Your output should be an exact copy of the records, with no pictures in it.

★ ★ ★ ★ ★ ★ ★

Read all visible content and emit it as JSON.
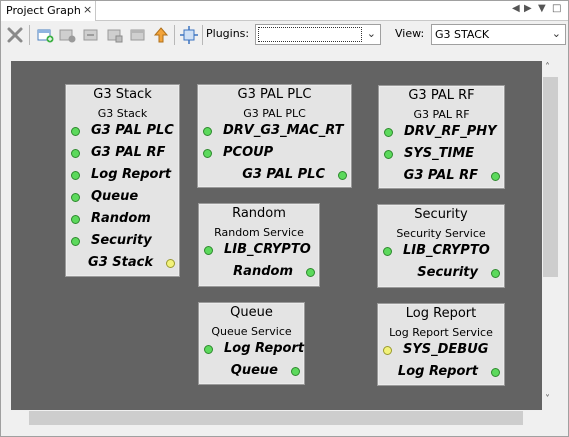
{
  "tab": {
    "title": "Project Graph",
    "close": "×"
  },
  "tab_controls": {
    "prev": "◀",
    "next": "▶",
    "menu": "▼",
    "restore": "□"
  },
  "toolbar": {
    "plugins_label": "Plugins:",
    "plugins_value": "",
    "view_label": "View:",
    "view_value": "G3 STACK",
    "dropdown_arrow": "⌄"
  },
  "scroll": {
    "up": "˄",
    "down": "˅"
  },
  "colors": {
    "canvas": "#636363",
    "node": "#e4e4e4",
    "port_green": "#5cd95c",
    "port_yellow": "#f2f27a"
  },
  "nodes": [
    {
      "title": "G3 Stack",
      "subtitle": "G3 Stack",
      "inputs": [
        {
          "label": "G3 PAL PLC",
          "color": "green"
        },
        {
          "label": "G3 PAL RF",
          "color": "green"
        },
        {
          "label": "Log Report",
          "color": "green"
        },
        {
          "label": "Queue",
          "color": "green"
        },
        {
          "label": "Random",
          "color": "green"
        },
        {
          "label": "Security",
          "color": "green"
        }
      ],
      "output": {
        "label": "G3 Stack",
        "color": "yellow"
      }
    },
    {
      "title": "G3 PAL PLC",
      "subtitle": "G3 PAL PLC",
      "inputs": [
        {
          "label": "DRV_G3_MAC_RT",
          "color": "green"
        },
        {
          "label": "PCOUP",
          "color": "green"
        }
      ],
      "output": {
        "label": "G3 PAL PLC",
        "color": "green"
      }
    },
    {
      "title": "G3 PAL RF",
      "subtitle": "G3 PAL RF",
      "inputs": [
        {
          "label": "DRV_RF_PHY",
          "color": "green"
        },
        {
          "label": "SYS_TIME",
          "color": "green"
        }
      ],
      "output": {
        "label": "G3 PAL RF",
        "color": "green"
      }
    },
    {
      "title": "Random",
      "subtitle": "Random Service",
      "inputs": [
        {
          "label": "LIB_CRYPTO",
          "color": "green"
        }
      ],
      "output": {
        "label": "Random",
        "color": "green"
      }
    },
    {
      "title": "Security",
      "subtitle": "Security Service",
      "inputs": [
        {
          "label": "LIB_CRYPTO",
          "color": "green"
        }
      ],
      "output": {
        "label": "Security",
        "color": "green"
      }
    },
    {
      "title": "Queue",
      "subtitle": "Queue Service",
      "inputs": [
        {
          "label": "Log Report",
          "color": "green"
        }
      ],
      "output": {
        "label": "Queue",
        "color": "green"
      }
    },
    {
      "title": "Log Report",
      "subtitle": "Log Report Service",
      "inputs": [
        {
          "label": "SYS_DEBUG",
          "color": "yellow"
        }
      ],
      "output": {
        "label": "Log Report",
        "color": "green"
      }
    }
  ]
}
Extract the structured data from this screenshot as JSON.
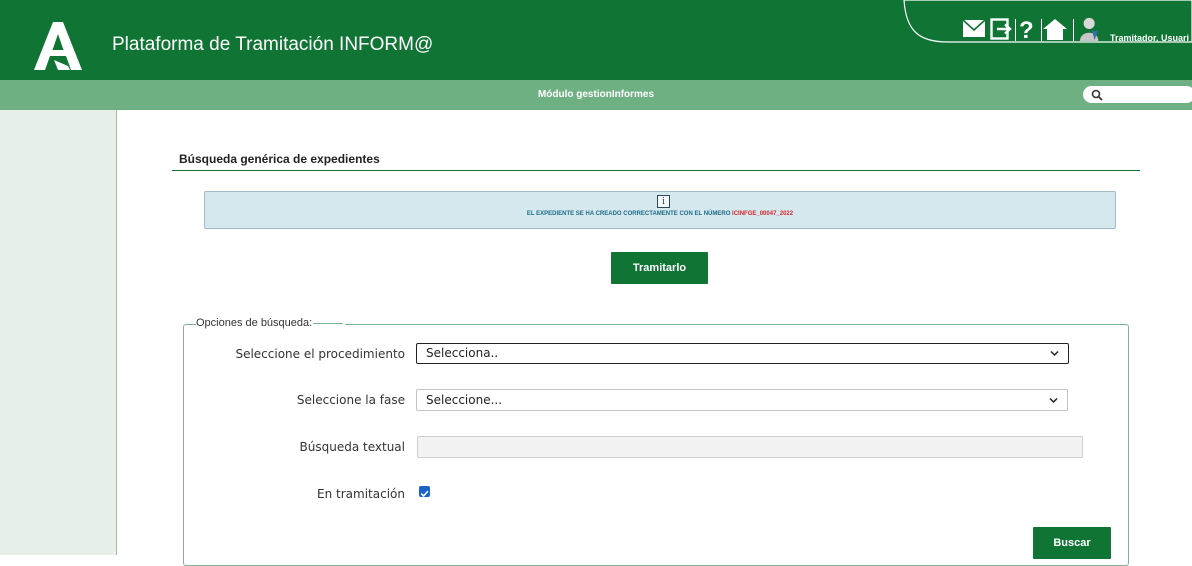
{
  "header": {
    "app_title": "Plataforma de Tramitación INFORM@",
    "user_name": "Tramitador, Usuari"
  },
  "toolbar": {
    "icons": [
      "mail-icon",
      "logout-icon",
      "help-icon",
      "home-icon",
      "user-icon"
    ]
  },
  "module_bar": {
    "title": "Módulo gestionInformes"
  },
  "section": {
    "title": "Búsqueda genérica de expedientes"
  },
  "info": {
    "icon_glyph": "i",
    "message": "EL EXPEDIENTE SE HA CREADO CORRECTAMENTE CON EL NÚMERO ",
    "number": "ICINFGE_00047_2022"
  },
  "actions": {
    "tramitarlo_label": "Tramitarlo",
    "buscar_label": "Buscar"
  },
  "search_options": {
    "legend": "Opciones de búsqueda:",
    "procedimiento": {
      "label": "Seleccione el procedimiento",
      "value": "Selecciona.."
    },
    "fase": {
      "label": "Seleccione la fase",
      "value": "Seleccione..."
    },
    "textual": {
      "label": "Búsqueda textual",
      "value": ""
    },
    "en_tramitacion": {
      "label": "En tramitación",
      "checked": true
    }
  },
  "colors": {
    "brand_green": "#0f7434",
    "module_bar": "#6fb083",
    "info_bg": "#d5e8ee",
    "highlight_red": "#d6262a"
  }
}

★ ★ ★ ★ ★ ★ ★

● Task output:
Read all visible content and emit it as JSON.
{
  "tab": {
    "title": "Project Graph",
    "close": "×"
  },
  "tab_controls": {
    "prev": "◀",
    "next": "▶",
    "menu": "▼",
    "restore": "□"
  },
  "toolbar": {
    "plugins_label": "Plugins:",
    "plugins_value": "",
    "view_label": "View:",
    "view_value": "G3 STACK",
    "dropdown_arrow": "⌄"
  },
  "scroll": {
    "up": "˄",
    "down": "˅"
  },
  "colors": {
    "canvas": "#636363",
    "node": "#e4e4e4",
    "port_green": "#5cd95c",
    "port_yellow": "#f2f27a"
  },
  "nodes": [
    {
      "title": "G3 Stack",
      "subtitle": "G3 Stack",
      "inputs": [
        {
          "label": "G3 PAL PLC",
          "color": "green"
        },
        {
          "label": "G3 PAL RF",
          "color": "green"
        },
        {
          "label": "Log Report",
          "color": "green"
        },
        {
          "label": "Queue",
          "color": "green"
        },
        {
          "label": "Random",
          "color": "green"
        },
        {
          "label": "Security",
          "color": "green"
        }
      ],
      "output": {
        "label": "G3 Stack",
        "color": "yellow"
      }
    },
    {
      "title": "G3 PAL PLC",
      "subtitle": "G3 PAL PLC",
      "inputs": [
        {
          "label": "DRV_G3_MAC_RT",
          "color": "green"
        },
        {
          "label": "PCOUP",
          "color": "green"
        }
      ],
      "output": {
        "label": "G3 PAL PLC",
        "color": "green"
      }
    },
    {
      "title": "G3 PAL RF",
      "subtitle": "G3 PAL RF",
      "inputs": [
        {
          "label": "DRV_RF_PHY",
          "color": "green"
        },
        {
          "label": "SYS_TIME",
          "color": "green"
        }
      ],
      "output": {
        "label": "G3 PAL RF",
        "color": "green"
      }
    },
    {
      "title": "Random",
      "subtitle": "Random Service",
      "inputs": [
        {
          "label": "LIB_CRYPTO",
          "color": "green"
        }
      ],
      "output": {
        "label": "Random",
        "color": "green"
      }
    },
    {
      "title": "Security",
      "subtitle": "Security Service",
      "inputs": [
        {
          "label": "LIB_CRYPTO",
          "color": "green"
        }
      ],
      "output": {
        "label": "Security",
        "color": "green"
      }
    },
    {
      "title": "Queue",
      "subtitle": "Queue Service",
      "inputs": [
        {
          "label": "Log Report",
          "color": "green"
        }
      ],
      "output": {
        "label": "Queue",
        "color": "green"
      }
    },
    {
      "title": "Log Report",
      "subtitle": "Log Report Service",
      "inputs": [
        {
          "label": "SYS_DEBUG",
          "color": "yellow"
        }
      ],
      "output": {
        "label": "Log Report",
        "color": "green"
      }
    }
  ]
}
Extract the structured data from this screenshot as JSON.
{
  "header": {
    "app_title": "Plataforma de Tramitación INFORM@",
    "user_name": "Tramitador, Usuari"
  },
  "toolbar": {
    "icons": [
      "mail-icon",
      "logout-icon",
      "help-icon",
      "home-icon",
      "user-icon"
    ]
  },
  "module_bar": {
    "title": "Módulo gestionInformes"
  },
  "section": {
    "title": "Búsqueda genérica de expedientes"
  },
  "info": {
    "icon_glyph": "i",
    "message": "EL EXPEDIENTE SE HA CREADO CORRECTAMENTE CON EL NÚMERO ",
    "number": "ICINFGE_00047_2022"
  },
  "actions": {
    "tramitarlo_label": "Tramitarlo",
    "buscar_label": "Buscar"
  },
  "search_options": {
    "legend": "Opciones de búsqueda:",
    "procedimiento": {
      "label": "Seleccione el procedimiento",
      "value": "Selecciona.."
    },
    "fase": {
      "label": "Seleccione la fase",
      "value": "Seleccione..."
    },
    "textual": {
      "label": "Búsqueda textual",
      "value": ""
    },
    "en_tramitacion": {
      "label": "En tramitación",
      "checked": true
    }
  },
  "colors": {
    "brand_green": "#0f7434",
    "module_bar": "#6fb083",
    "info_bg": "#d5e8ee",
    "highlight_red": "#d6262a"
  }
}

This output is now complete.